=== Work item ===
When a line in the entries below contains the word "arrow", copy that line.

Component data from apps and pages
▼
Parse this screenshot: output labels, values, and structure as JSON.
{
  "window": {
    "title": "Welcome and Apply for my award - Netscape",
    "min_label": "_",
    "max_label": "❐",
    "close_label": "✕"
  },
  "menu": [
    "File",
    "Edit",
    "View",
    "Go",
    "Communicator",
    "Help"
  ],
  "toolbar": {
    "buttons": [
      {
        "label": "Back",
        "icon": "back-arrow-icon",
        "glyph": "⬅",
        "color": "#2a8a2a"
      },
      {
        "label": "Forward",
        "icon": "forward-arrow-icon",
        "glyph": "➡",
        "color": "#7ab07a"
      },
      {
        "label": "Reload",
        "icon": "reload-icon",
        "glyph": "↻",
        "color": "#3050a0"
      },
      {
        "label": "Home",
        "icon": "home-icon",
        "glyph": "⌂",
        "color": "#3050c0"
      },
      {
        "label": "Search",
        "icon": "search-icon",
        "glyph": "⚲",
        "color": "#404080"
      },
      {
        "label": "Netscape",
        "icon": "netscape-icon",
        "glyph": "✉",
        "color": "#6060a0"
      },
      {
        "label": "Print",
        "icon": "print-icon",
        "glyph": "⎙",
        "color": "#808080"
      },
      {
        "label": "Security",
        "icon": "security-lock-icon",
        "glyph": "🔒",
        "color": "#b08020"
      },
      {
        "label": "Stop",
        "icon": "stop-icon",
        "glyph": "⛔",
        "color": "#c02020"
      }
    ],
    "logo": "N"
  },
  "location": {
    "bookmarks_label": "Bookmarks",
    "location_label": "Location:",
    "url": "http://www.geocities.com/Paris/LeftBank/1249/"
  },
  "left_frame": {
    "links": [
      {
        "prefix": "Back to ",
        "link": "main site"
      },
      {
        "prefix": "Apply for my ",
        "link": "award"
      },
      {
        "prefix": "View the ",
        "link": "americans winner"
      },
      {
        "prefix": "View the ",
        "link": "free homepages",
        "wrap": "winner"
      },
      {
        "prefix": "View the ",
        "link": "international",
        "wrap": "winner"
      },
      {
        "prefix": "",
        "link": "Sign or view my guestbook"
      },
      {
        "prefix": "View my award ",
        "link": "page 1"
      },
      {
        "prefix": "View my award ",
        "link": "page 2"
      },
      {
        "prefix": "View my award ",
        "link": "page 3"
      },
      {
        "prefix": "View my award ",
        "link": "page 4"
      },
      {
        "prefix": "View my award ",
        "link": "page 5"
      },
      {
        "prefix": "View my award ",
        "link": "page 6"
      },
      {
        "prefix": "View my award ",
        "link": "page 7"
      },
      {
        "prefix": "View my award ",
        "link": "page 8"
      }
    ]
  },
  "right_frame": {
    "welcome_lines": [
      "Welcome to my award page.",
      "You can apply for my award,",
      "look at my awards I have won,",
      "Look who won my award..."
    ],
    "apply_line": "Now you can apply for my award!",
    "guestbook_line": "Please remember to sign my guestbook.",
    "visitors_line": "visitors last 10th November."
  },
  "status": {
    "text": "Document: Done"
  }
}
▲
=== Task response ===
        "icon": "back-arrow-icon",
        "icon": "forward-arrow-icon",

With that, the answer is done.